How to complete this task
From the line bearing "Give me the" down to the final line of the records below, give every line again exactly and add nothing.

Task data

◆ ◆ ◆ ◆

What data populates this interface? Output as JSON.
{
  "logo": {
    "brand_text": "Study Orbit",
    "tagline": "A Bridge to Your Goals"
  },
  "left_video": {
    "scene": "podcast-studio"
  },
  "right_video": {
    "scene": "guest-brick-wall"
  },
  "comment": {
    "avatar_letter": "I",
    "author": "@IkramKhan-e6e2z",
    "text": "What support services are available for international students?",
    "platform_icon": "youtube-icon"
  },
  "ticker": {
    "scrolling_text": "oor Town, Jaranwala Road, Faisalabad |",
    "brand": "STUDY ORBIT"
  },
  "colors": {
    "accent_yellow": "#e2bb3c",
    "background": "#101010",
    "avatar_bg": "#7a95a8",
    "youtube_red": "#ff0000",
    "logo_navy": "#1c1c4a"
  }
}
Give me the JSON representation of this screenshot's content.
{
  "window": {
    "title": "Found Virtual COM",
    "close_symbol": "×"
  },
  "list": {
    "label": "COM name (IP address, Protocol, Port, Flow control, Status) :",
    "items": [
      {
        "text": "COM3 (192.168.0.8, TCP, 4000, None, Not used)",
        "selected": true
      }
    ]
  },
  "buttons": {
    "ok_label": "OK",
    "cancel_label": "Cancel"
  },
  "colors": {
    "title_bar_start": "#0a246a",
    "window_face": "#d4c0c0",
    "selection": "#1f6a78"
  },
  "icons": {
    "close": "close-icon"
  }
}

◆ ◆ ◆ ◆

Response to the task
Give me the JSON representation of this screenshot's content.
{
  "window": {
    "title": "Found Virtual COM",
    "close_symbol": "×"
  },
  "list": {
    "label": "COM name (IP address, Protocol, Port, Flow control, Status) :",
    "items": [
      {
        "text": "COM3 (192.168.0.8, TCP, 4000, None, Not used)",
        "selected": true
      }
    ]
  },
  "buttons": {
    "ok_label": "OK",
    "cancel_label": "Cancel"
  },
  "colors": {
    "title_bar_start": "#0a246a",
    "window_face": "#d4c0c0",
    "selection": "#1f6a78"
  },
  "icons": {
    "close": "close-icon"
  }
}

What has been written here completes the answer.